WHAT IS REQUIRED> Please restate each entry that follows word for word.

SUPPLIED DATA>
##############################
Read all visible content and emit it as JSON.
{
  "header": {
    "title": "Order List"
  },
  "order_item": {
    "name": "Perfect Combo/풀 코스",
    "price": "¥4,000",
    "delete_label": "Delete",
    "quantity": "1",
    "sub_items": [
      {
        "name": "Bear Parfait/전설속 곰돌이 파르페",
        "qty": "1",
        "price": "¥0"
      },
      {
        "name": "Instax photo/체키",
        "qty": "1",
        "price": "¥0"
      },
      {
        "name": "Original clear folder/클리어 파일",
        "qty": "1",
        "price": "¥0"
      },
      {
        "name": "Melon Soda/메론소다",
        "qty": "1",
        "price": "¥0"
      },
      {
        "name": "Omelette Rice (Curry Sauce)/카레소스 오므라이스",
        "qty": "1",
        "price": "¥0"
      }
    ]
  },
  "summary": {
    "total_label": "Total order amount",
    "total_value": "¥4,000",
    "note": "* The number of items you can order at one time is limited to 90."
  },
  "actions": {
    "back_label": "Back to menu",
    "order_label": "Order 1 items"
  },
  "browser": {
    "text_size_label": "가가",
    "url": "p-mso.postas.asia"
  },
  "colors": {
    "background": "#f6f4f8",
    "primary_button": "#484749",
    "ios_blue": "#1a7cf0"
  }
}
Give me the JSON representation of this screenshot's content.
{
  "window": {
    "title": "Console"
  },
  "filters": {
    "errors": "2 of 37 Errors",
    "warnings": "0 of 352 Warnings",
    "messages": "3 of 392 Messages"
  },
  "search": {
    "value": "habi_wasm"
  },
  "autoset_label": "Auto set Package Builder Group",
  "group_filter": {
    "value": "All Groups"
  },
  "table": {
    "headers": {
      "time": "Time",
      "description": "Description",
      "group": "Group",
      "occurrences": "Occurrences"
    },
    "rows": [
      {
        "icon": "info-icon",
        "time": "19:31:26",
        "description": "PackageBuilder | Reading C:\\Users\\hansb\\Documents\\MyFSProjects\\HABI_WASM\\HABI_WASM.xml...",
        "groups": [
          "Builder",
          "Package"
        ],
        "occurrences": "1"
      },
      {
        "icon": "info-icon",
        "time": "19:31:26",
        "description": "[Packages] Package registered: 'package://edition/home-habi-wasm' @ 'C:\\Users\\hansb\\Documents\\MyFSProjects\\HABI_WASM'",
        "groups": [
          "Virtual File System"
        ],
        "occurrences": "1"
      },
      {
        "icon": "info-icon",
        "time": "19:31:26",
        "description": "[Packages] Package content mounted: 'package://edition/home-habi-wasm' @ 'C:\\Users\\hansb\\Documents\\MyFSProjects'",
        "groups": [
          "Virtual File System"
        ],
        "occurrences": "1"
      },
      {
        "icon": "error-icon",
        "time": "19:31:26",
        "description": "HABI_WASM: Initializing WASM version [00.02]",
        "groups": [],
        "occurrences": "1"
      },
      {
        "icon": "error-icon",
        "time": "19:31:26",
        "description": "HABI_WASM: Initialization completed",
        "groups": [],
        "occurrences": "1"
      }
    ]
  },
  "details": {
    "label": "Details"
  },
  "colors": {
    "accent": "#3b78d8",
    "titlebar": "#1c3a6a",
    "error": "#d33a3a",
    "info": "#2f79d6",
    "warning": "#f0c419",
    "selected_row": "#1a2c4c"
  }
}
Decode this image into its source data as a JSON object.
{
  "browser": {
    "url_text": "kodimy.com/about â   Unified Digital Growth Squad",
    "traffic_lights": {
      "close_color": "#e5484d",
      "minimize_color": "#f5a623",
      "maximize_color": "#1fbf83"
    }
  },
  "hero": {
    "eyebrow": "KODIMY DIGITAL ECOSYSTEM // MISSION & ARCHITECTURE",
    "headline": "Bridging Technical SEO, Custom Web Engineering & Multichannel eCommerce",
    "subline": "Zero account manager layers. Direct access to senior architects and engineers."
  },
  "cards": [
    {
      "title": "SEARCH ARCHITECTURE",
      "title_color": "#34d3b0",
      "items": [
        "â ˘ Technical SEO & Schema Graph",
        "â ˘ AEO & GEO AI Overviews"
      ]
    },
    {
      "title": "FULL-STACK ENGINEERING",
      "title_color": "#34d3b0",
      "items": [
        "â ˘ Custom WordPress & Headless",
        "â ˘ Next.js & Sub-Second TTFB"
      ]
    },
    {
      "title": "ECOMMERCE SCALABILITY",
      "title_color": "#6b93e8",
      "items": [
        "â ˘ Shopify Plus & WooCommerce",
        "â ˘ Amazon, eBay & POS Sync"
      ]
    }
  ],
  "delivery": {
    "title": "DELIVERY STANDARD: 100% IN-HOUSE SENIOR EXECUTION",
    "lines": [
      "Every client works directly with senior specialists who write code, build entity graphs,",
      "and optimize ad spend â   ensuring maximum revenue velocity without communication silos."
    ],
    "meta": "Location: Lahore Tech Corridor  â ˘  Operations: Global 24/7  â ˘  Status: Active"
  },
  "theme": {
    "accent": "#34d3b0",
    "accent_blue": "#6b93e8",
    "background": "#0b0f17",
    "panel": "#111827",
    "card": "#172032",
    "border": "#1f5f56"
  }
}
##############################
RESULT>
Read all visible content and emit it as JSON.
{
  "header": {
    "title": "Order List"
  },
  "order_item": {
    "name": "Perfect Combo/풀 코스",
    "price": "¥4,000",
    "delete_label": "Delete",
    "quantity": "1",
    "sub_items": [
      {
        "name": "Bear Parfait/전설속 곰돌이 파르페",
        "qty": "1",
        "price": "¥0"
      },
      {
        "name": "Instax photo/체키",
        "qty": "1",
        "price": "¥0"
      },
      {
        "name": "Original clear folder/클리어 파일",
        "qty": "1",
        "price": "¥0"
      },
      {
        "name": "Melon Soda/메론소다",
        "qty": "1",
        "price": "¥0"
      },
      {
        "name": "Omelette Rice (Curry Sauce)/카레소스 오므라이스",
        "qty": "1",
        "price": "¥0"
      }
    ]
  },
  "summary": {
    "total_label": "Total order amount",
    "total_value": "¥4,000",
    "note": "* The number of items you can order at one time is limited to 90."
  },
  "actions": {
    "back_label": "Back to menu",
    "order_label": "Order 1 items"
  },
  "browser": {
    "text_size_label": "가가",
    "url": "p-mso.postas.asia"
  },
  "colors": {
    "background": "#f6f4f8",
    "primary_button": "#484749",
    "ios_blue": "#1a7cf0"
  }
}
Give me the JSON representation of this screenshot's content.
{
  "window": {
    "title": "Console"
  },
  "filters": {
    "errors": "2 of 37 Errors",
    "warnings": "0 of 352 Warnings",
    "messages": "3 of 392 Messages"
  },
  "search": {
    "value": "habi_wasm"
  },
  "autoset_label": "Auto set Package Builder Group",
  "group_filter": {
    "value": "All Groups"
  },
  "table": {
    "headers": {
      "time": "Time",
      "description": "Description",
      "group": "Group",
      "occurrences": "Occurrences"
    },
    "rows": [
      {
        "icon": "info-icon",
        "time": "19:31:26",
        "description": "PackageBuilder | Reading C:\\Users\\hansb\\Documents\\MyFSProjects\\HABI_WASM\\HABI_WASM.xml...",
        "groups": [
          "Builder",
          "Package"
        ],
        "occurrences": "1"
      },
      {
        "icon": "info-icon",
        "time": "19:31:26",
        "description": "[Packages] Package registered: 'package://edition/home-habi-wasm' @ 'C:\\Users\\hansb\\Documents\\MyFSProjects\\HABI_WASM'",
        "groups": [
          "Virtual File System"
        ],
        "occurrences": "1"
      },
      {
        "icon": "info-icon",
        "time": "19:31:26",
        "description": "[Packages] Package content mounted: 'package://edition/home-habi-wasm' @ 'C:\\Users\\hansb\\Documents\\MyFSProjects'",
        "groups": [
          "Virtual File System"
        ],
        "occurrences": "1"
      },
      {
        "icon": "error-icon",
        "time": "19:31:26",
        "description": "HABI_WASM: Initializing WASM version [00.02]",
        "groups": [],
        "occurrences": "1"
      },
      {
        "icon": "error-icon",
        "time": "19:31:26",
        "description": "HABI_WASM: Initialization completed",
        "groups": [],
        "occurrences": "1"
      }
    ]
  },
  "details": {
    "label": "Details"
  },
  "colors": {
    "accent": "#3b78d8",
    "titlebar": "#1c3a6a",
    "error": "#d33a3a",
    "info": "#2f79d6",
    "warning": "#f0c419",
    "selected_row": "#1a2c4c"
  }
}
Decode this image into its source data as a JSON object.
{
  "browser": {
    "url_text": "kodimy.com/about â   Unified Digital Growth Squad",
    "traffic_lights": {
      "close_color": "#e5484d",
      "minimize_color": "#f5a623",
      "maximize_color": "#1fbf83"
    }
  },
  "hero": {
    "eyebrow": "KODIMY DIGITAL ECOSYSTEM // MISSION & ARCHITECTURE",
    "headline": "Bridging Technical SEO, Custom Web Engineering & Multichannel eCommerce",
    "subline": "Zero account manager layers. Direct access to senior architects and engineers."
  },
  "cards": [
    {
      "title": "SEARCH ARCHITECTURE",
      "title_color": "#34d3b0",
      "items": [
        "â ˘ Technical SEO & Schema Graph",
        "â ˘ AEO & GEO AI Overviews"
      ]
    },
    {
      "title": "FULL-STACK ENGINEERING",
      "title_color": "#34d3b0",
      "items": [
        "â ˘ Custom WordPress & Headless",
        "â ˘ Next.js & Sub-Second TTFB"
      ]
    },
    {
      "title": "ECOMMERCE SCALABILITY",
      "title_color": "#6b93e8",
      "items": [
        "â ˘ Shopify Plus & WooCommerce",
        "â ˘ Amazon, eBay & POS Sync"
      ]
    }
  ],
  "delivery": {
    "title": "DELIVERY STANDARD: 100% IN-HOUSE SENIOR EXECUTION",
    "lines": [
      "Every client works directly with senior specialists who write code, build entity graphs,",
      "and optimize ad spend â   ensuring maximum revenue velocity without communication silos."
    ],
    "meta": "Location: Lahore Tech Corridor  â ˘  Operations: Global 24/7  â ˘  Status: Active"
  },
  "theme": {
    "accent": "#34d3b0",
    "accent_blue": "#6b93e8",
    "background": "#0b0f17",
    "panel": "#111827",
    "card": "#172032",
    "border": "#1f5f56"
  }
}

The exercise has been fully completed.